▸ **Problem statement**:
Your job is to report every line of the entries that has "true".

▸ **Extracted entries**:
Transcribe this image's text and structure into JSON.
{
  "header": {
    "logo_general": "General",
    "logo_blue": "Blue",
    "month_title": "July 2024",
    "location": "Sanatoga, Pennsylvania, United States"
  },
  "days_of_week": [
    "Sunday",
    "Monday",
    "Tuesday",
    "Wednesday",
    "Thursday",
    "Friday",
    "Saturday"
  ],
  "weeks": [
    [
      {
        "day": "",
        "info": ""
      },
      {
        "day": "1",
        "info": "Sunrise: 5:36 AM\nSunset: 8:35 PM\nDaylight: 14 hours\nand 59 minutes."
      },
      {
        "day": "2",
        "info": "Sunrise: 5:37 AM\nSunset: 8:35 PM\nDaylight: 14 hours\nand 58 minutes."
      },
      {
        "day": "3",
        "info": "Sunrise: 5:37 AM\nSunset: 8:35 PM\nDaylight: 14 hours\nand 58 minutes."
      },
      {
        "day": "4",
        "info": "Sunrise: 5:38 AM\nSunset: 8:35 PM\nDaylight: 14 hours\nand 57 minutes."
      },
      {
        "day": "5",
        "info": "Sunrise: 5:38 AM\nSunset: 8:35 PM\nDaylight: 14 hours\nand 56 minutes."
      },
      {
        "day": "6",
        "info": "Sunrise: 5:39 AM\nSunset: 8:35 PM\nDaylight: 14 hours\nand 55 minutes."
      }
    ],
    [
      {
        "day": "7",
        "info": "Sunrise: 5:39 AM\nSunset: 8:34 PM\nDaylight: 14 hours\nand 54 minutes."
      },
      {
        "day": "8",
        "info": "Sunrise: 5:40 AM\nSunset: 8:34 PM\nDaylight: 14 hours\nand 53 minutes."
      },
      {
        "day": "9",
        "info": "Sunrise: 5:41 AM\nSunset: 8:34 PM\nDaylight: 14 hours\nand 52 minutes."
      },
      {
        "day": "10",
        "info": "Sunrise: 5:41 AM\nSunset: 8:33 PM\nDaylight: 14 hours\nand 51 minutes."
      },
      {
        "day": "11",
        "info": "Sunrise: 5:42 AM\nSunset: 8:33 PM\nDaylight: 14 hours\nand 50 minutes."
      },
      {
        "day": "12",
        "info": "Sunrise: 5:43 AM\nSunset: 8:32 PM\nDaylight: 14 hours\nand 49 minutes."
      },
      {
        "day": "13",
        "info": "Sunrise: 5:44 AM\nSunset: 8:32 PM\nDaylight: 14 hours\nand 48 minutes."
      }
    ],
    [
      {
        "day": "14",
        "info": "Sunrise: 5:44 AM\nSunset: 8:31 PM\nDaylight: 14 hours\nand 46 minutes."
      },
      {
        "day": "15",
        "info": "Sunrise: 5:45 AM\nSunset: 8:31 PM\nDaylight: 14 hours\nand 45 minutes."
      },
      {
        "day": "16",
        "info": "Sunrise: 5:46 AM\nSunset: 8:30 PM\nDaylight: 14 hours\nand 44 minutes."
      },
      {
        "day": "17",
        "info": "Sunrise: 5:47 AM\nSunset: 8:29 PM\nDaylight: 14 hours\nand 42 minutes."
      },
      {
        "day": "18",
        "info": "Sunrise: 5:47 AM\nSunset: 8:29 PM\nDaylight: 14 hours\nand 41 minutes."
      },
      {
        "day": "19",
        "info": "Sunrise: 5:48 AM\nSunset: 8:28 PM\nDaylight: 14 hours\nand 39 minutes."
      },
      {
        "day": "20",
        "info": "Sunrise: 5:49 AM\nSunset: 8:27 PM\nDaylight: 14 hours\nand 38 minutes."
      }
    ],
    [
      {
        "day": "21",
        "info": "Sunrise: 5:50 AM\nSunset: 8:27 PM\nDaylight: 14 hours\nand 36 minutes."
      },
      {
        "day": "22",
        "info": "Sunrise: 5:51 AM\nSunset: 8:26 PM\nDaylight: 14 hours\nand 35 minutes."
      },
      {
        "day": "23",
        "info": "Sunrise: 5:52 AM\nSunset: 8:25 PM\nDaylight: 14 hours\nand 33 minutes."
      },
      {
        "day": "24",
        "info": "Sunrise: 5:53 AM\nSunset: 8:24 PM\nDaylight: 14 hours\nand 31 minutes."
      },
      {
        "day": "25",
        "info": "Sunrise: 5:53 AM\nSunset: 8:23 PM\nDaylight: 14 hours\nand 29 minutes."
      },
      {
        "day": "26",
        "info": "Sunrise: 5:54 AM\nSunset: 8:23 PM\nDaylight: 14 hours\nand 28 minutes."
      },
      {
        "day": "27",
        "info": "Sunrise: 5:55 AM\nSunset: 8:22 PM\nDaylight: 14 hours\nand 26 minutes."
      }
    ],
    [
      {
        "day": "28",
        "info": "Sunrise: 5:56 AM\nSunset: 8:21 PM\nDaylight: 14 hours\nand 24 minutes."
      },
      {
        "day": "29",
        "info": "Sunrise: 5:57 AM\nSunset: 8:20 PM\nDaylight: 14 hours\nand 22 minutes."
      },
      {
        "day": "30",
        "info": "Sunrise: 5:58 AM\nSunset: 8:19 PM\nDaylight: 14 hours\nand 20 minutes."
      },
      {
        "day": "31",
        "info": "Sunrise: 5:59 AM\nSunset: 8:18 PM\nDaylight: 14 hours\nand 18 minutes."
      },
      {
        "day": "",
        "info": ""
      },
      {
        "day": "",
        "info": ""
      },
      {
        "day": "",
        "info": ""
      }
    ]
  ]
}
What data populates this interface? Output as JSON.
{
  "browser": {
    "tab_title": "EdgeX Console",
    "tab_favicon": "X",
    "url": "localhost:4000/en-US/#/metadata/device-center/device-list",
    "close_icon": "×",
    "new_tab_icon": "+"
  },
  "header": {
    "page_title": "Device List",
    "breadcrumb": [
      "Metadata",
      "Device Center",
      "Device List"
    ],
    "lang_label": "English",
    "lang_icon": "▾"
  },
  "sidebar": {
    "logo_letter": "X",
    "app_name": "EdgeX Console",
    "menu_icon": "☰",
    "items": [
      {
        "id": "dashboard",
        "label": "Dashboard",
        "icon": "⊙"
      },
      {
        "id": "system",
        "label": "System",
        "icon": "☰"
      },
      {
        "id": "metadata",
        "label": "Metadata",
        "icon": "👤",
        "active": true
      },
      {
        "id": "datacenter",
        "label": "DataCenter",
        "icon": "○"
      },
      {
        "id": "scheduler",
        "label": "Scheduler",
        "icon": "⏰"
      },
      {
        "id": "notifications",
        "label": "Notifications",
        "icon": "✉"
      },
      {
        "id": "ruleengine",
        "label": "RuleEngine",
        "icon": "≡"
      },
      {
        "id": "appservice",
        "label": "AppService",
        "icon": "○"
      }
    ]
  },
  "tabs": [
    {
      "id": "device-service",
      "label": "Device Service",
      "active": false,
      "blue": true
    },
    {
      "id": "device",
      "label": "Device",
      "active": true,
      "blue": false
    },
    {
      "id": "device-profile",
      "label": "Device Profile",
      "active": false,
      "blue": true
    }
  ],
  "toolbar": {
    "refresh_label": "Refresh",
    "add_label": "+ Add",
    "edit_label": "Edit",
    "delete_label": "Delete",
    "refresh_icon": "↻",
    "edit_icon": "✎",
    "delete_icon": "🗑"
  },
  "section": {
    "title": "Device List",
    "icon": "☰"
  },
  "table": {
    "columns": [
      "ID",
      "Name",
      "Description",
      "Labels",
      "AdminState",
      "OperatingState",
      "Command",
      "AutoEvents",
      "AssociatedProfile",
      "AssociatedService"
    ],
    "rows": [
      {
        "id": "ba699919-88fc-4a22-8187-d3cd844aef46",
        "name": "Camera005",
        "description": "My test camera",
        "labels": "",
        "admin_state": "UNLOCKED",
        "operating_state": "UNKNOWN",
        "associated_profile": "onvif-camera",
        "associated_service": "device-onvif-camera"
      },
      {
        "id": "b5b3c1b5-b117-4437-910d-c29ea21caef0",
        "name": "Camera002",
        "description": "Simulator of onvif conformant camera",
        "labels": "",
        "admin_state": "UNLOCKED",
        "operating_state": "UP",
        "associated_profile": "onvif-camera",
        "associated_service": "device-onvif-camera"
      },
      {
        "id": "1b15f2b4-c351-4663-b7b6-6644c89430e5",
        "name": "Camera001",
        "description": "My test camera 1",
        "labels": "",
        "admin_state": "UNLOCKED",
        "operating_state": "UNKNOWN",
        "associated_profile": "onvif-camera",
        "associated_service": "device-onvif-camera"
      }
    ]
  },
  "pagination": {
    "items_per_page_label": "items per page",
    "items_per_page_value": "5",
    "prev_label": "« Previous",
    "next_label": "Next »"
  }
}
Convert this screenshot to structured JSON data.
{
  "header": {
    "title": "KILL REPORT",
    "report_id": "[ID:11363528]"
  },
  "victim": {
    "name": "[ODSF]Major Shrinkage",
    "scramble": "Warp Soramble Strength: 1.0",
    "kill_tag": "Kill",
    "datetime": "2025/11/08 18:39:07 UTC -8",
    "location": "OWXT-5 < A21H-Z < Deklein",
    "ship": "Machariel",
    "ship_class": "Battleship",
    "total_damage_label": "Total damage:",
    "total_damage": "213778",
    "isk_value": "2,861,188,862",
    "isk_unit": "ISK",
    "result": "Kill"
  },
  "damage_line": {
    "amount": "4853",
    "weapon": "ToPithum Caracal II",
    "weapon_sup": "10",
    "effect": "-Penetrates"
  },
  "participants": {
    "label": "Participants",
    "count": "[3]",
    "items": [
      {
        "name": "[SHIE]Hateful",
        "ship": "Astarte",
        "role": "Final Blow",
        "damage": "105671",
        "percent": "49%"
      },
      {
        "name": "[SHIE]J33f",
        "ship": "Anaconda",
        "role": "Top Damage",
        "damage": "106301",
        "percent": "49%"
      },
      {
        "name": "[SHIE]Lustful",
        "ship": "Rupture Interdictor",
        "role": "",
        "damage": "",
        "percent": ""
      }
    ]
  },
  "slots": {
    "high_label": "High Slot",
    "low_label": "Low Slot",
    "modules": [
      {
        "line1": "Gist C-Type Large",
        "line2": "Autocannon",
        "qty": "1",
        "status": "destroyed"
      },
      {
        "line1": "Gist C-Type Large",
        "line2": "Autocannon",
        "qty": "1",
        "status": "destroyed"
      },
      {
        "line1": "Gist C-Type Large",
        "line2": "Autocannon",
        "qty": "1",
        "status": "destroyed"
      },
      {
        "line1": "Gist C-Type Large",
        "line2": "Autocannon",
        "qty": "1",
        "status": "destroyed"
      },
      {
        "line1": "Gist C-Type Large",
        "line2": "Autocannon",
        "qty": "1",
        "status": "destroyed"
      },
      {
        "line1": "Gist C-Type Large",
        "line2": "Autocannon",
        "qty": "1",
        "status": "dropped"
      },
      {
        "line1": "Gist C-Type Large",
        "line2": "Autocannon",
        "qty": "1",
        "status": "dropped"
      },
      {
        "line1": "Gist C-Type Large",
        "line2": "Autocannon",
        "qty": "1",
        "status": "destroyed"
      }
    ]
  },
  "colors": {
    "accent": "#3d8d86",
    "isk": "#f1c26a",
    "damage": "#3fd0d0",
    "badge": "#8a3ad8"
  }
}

▸ **Expected output**:
        "active": true
      "blue": true
      "active": true,
      "blue": true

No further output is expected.